First of all, it is their size. Sun bears are the smallest among all other species. The second difference is their hair as they live in tropical regions their coat is very short and they don’t have an undercoat that protects from cold. The next difference is that they are very kind and friendly.

What kinds of threats and issues are the sun bears facing today?

Today, the threats to sun bears are habitat loss, poaching for their meat and body parts, and keeping bears as pets. Among these threats, habitat loss is by far the biggest threat to the survival of sun bears in Southeast Asia. Over the last 50 years, the majority of lowland forest in this area has been cleared and converted into human activities such as oil palm plantations, factories, agriculture and so on. As sun bears are dependent on forest their survival reflects the amount of forest available to them. Therefore, when the forests have been cut down, sun bears and other species have lost their habitat.

What kind of response are you getting from local communities to your conservation efforts? Do they help your conservation center?

The local governments, of course, helped and they are still supporting us. If the local governments didn’t support us, this project wouldn’t exist today. Also, our center has very good relations with the government agencies. As regards local people, we also have to work with them, educate them, give an information, and help them. So that, they don’t have to be poachers.  
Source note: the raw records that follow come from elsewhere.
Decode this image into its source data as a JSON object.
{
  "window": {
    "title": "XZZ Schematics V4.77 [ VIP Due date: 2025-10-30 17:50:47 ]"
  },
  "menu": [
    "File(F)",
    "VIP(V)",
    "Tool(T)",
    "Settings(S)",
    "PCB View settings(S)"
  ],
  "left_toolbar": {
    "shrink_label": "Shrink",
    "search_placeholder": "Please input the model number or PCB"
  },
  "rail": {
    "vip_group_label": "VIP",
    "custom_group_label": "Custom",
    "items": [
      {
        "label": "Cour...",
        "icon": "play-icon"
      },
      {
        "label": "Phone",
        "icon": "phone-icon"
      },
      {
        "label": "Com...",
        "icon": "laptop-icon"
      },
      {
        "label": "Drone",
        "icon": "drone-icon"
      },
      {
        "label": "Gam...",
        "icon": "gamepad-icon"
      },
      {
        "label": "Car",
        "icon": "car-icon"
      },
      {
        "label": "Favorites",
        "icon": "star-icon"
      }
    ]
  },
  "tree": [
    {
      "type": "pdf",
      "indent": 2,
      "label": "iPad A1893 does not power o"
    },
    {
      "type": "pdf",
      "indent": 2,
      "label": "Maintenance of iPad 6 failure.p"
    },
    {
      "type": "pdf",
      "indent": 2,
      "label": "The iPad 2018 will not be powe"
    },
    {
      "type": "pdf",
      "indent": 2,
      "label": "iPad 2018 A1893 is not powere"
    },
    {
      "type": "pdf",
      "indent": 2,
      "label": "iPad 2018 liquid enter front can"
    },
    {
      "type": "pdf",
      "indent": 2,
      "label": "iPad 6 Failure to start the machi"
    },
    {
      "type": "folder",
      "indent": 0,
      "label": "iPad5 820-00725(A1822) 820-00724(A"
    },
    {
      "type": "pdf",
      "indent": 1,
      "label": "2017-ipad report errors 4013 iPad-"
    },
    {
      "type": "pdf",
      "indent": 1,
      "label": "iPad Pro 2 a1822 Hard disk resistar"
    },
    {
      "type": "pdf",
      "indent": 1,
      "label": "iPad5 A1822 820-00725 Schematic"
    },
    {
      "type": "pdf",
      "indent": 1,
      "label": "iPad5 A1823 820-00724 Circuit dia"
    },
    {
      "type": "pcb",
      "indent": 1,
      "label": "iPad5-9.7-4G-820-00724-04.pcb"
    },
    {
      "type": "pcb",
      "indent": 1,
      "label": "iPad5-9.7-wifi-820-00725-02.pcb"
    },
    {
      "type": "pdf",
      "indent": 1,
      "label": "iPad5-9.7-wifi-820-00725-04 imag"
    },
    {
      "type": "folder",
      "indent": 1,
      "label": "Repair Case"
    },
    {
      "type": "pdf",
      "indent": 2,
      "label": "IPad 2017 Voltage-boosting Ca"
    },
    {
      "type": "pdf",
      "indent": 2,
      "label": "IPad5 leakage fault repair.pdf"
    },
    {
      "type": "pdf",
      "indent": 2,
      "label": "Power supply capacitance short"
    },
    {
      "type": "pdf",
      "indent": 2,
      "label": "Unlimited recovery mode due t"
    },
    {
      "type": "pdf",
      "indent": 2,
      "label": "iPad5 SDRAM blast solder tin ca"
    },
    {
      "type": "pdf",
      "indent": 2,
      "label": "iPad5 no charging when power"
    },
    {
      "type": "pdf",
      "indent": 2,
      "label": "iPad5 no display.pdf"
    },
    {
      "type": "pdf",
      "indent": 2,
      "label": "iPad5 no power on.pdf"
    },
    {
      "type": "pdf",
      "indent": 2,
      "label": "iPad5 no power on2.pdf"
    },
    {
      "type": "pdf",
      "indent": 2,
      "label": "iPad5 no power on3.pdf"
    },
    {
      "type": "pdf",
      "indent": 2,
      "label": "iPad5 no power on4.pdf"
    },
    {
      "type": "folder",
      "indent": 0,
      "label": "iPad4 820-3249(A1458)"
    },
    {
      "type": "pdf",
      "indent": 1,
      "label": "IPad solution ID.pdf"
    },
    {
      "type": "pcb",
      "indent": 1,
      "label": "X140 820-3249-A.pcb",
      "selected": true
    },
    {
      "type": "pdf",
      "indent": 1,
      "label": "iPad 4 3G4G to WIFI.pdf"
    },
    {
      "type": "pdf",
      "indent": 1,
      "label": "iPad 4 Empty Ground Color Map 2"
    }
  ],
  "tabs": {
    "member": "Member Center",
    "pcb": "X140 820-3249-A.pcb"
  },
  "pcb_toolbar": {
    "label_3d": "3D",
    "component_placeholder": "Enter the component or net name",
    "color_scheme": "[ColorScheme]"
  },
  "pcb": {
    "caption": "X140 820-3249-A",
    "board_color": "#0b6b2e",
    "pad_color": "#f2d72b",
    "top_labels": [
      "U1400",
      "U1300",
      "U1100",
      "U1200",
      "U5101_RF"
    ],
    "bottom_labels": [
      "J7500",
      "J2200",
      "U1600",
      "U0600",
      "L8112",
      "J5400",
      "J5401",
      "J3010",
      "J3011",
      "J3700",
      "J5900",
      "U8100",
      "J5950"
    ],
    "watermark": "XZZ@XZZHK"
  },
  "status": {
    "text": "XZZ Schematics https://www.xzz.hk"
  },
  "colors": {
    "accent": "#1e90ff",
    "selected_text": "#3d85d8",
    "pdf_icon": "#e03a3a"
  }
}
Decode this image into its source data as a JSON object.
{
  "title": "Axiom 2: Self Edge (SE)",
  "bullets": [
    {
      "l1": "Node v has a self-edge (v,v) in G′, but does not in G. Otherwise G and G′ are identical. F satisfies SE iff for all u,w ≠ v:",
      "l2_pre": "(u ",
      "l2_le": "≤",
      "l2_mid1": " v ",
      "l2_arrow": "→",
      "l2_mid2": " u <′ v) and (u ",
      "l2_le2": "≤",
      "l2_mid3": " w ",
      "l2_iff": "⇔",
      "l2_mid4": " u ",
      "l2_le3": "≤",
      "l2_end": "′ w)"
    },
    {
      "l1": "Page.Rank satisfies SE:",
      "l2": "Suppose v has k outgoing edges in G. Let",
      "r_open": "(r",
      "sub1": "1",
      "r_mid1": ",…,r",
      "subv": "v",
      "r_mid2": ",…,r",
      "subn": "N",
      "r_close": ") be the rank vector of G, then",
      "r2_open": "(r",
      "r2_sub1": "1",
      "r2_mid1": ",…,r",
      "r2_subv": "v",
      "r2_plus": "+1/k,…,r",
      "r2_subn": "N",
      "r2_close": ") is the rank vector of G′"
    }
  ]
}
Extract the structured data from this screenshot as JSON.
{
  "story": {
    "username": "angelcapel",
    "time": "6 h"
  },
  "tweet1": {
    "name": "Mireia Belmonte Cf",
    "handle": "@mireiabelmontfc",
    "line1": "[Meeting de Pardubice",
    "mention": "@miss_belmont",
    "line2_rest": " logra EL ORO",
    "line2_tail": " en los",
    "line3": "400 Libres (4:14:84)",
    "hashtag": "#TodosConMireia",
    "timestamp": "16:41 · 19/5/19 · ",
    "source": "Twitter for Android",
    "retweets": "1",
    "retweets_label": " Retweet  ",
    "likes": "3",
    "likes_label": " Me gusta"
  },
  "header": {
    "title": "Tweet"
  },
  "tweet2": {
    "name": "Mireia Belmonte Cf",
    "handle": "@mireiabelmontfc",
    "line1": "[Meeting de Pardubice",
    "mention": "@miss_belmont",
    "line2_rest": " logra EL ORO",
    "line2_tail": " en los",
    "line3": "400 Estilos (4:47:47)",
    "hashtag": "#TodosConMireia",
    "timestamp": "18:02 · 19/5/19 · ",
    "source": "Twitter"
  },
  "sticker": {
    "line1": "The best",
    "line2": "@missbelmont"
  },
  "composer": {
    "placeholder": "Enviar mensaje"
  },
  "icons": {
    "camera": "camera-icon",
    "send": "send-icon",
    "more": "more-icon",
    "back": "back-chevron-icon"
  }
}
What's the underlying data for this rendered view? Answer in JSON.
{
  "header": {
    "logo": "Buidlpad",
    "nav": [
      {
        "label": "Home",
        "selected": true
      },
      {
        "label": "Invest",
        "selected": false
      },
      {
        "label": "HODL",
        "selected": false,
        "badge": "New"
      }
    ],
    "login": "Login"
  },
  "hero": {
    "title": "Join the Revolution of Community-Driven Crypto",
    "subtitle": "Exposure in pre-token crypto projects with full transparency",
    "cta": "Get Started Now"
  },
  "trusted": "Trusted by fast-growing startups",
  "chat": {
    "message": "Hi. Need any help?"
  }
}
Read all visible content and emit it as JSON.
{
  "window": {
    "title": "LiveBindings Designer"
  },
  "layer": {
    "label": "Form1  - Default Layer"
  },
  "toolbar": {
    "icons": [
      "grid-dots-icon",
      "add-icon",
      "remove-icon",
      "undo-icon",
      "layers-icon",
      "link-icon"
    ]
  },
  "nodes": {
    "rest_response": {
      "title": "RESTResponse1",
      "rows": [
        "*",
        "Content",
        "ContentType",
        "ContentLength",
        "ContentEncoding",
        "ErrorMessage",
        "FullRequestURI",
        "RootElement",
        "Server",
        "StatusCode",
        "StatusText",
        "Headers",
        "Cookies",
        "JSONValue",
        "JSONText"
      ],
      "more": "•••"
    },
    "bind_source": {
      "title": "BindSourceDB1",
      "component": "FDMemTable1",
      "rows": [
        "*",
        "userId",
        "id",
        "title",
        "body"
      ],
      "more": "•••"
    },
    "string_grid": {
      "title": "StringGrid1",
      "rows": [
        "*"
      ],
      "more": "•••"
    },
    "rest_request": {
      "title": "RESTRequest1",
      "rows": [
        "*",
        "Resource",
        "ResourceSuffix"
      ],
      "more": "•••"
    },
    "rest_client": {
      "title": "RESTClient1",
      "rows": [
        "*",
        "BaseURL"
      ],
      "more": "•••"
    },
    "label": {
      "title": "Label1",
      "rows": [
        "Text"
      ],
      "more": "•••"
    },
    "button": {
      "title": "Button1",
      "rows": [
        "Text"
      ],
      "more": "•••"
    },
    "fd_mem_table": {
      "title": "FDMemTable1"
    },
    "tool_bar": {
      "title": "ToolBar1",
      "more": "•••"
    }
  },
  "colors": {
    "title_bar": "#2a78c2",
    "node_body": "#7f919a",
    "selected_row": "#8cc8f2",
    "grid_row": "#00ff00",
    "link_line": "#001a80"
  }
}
You have been working with sun bears more than 20 years. I would like to know if you have some of the special moments or stories about one of your bears?

There are many emotional moments and all of our bears have their unique stories behind them. And I would like to about one female sun bear named Mary that I raised up since she was a baby. Mary was captured by local hunters as little baby cub and grew up in their house. And then finally the wildlife department rescued and sent her our center. When I first saw Mary, I noticed that she was abnormal, because her body proportions didn’t match. Also, she was weak, couldn’t climb, and walked only short distance. And I found out that she was fed with a bunch of fruits but not milk. In an infant mammal, a diet without milk is very devastating. So, I took good care of Mary for the rest of her life.

Dr. Wong, you give sun bears a second life. And I also believe that you can always see how they are suffering. What gives you strength to overcome all the negative aspects of your job?

I am always optimistic and remind myself to stay positive. If I got depressed, it wouldn’t help to change the current situation. Therefore, I need to turn anger, negative emotions, and feelings into positive energy to help these animals to change their current life.

What can you recommend everybody to change the current situation and what everybody can do to keep nature?

I would like to tell you one story. 20 or 30 years ago, I read Jane Goodall’s book called “Through a Window”. And there is a good expression which reads as follows: “Only if we understand, can we care. Only if we care, we will help. Only if we help, we shall be saved.” I think that my journey is the same. I am a wildlife biologist, a tropical forest ecologist. I studied bears and forests, and then I started to understand the situation. I understand the situation, then I started to care for the bears and the forests. And after we have the hearts to care, then we are willing to help. In this part help means that we take our care into actions. Finally, if we take an action to help, we shall be saved.


To find out more about the Bornean Sun Bear Conversation Centre, please click on the following link